#### Data supplied ####

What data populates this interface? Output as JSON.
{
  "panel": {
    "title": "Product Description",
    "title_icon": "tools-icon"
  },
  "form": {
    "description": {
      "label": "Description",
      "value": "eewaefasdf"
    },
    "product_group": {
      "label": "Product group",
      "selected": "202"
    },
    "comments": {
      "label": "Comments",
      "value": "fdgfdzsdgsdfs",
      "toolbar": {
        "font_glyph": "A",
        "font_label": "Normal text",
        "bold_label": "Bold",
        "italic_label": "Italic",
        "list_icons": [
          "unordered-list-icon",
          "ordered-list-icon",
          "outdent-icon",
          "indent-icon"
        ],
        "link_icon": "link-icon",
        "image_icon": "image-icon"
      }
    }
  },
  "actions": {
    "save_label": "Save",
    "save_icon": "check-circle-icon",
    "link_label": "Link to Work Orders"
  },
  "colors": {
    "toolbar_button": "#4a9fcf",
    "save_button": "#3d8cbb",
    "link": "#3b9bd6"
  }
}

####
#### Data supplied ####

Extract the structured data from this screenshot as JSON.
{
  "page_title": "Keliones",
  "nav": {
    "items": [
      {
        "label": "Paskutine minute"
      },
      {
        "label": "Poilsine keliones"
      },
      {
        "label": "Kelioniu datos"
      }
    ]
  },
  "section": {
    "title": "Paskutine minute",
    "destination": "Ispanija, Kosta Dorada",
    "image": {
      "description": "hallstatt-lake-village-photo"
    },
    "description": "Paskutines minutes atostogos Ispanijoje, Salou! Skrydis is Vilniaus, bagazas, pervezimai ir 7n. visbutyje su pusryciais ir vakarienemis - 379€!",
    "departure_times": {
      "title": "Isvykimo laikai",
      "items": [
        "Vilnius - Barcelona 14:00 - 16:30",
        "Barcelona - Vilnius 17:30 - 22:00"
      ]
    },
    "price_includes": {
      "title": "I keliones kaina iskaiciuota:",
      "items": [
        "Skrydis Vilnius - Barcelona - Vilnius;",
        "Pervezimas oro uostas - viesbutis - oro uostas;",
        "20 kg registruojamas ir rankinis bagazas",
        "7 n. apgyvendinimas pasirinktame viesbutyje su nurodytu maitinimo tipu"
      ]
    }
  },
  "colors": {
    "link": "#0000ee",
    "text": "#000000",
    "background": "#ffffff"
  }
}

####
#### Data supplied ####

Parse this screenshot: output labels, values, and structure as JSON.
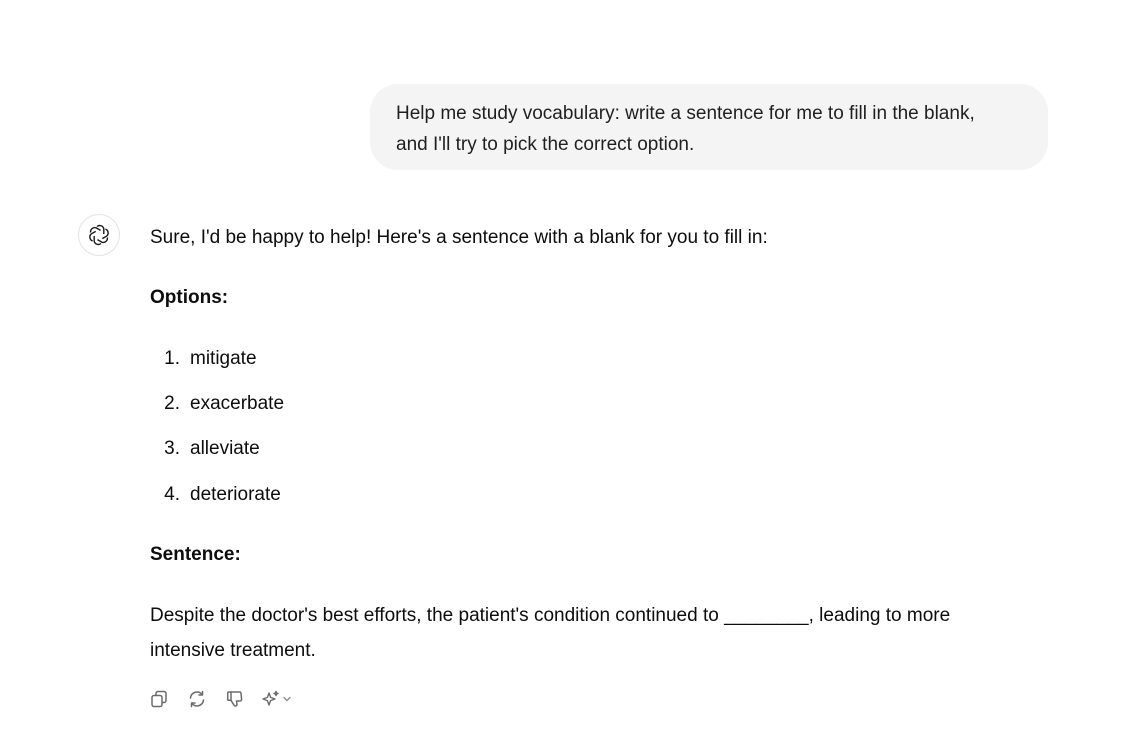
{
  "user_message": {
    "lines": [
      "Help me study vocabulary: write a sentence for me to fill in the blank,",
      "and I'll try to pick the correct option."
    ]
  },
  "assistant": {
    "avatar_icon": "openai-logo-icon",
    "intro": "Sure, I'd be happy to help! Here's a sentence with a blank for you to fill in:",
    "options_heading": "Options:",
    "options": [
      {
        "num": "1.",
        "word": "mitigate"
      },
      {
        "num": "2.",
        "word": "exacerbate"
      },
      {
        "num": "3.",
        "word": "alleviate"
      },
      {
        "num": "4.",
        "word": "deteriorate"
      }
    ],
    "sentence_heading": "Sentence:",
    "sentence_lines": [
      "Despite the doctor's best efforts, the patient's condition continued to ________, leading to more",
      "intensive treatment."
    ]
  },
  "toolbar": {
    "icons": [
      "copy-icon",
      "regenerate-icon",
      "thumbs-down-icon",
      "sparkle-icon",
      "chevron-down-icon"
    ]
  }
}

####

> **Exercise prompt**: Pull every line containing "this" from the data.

> **Exercise output**:
What data populates this interface? Output as JSON.
Extract the structured data from this screenshot as JSON.
Parse this screenshot: output labels, values, and structure as JSON.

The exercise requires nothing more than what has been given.